▶ Problem statement
Exclude any images and output the remaining records exactly.

▶ Input data
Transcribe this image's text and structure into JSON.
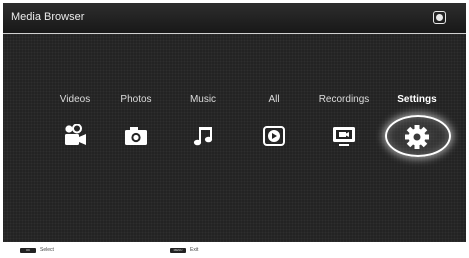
{
  "header": {
    "title": "Media Browser",
    "logo": "app-logo-icon"
  },
  "menu": {
    "items": [
      {
        "label": "Videos",
        "icon": "video-camera-icon"
      },
      {
        "label": "Photos",
        "icon": "camera-icon"
      },
      {
        "label": "Music",
        "icon": "music-note-icon"
      },
      {
        "label": "All",
        "icon": "play-icon"
      },
      {
        "label": "Recordings",
        "icon": "recording-tv-icon"
      },
      {
        "label": "Settings",
        "icon": "gear-icon"
      }
    ],
    "selected": "Settings"
  },
  "footer": {
    "hints": [
      {
        "key": "OK",
        "label": "Select"
      },
      {
        "key": "MENU",
        "label": "Exit"
      }
    ]
  }
}
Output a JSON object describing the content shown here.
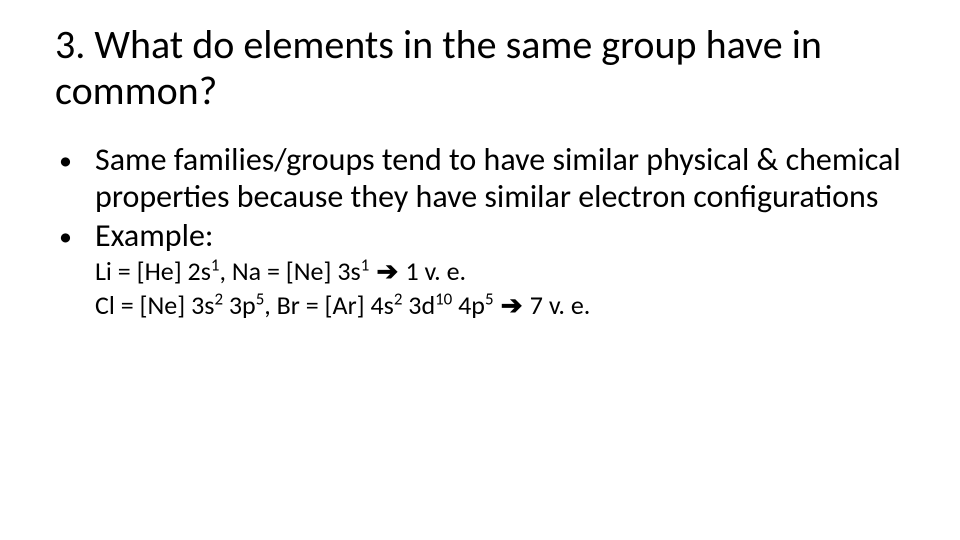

▶ Result for this exercise
Transcribe this image's text and structure into JSON.
{
  "header": {
    "title": "Media Browser",
    "logo": "app-logo-icon"
  },
  "menu": {
    "items": [
      {
        "label": "Videos",
        "icon": "video-camera-icon"
      },
      {
        "label": "Photos",
        "icon": "camera-icon"
      },
      {
        "label": "Music",
        "icon": "music-note-icon"
      },
      {
        "label": "All",
        "icon": "play-icon"
      },
      {
        "label": "Recordings",
        "icon": "recording-tv-icon"
      },
      {
        "label": "Settings",
        "icon": "gear-icon"
      }
    ],
    "selected": "Settings"
  },
  "footer": {
    "hints": [
      {
        "key": "OK",
        "label": "Select"
      },
      {
        "key": "MENU",
        "label": "Exit"
      }
    ]
  }
}
Output a JSON object describing the content shown here.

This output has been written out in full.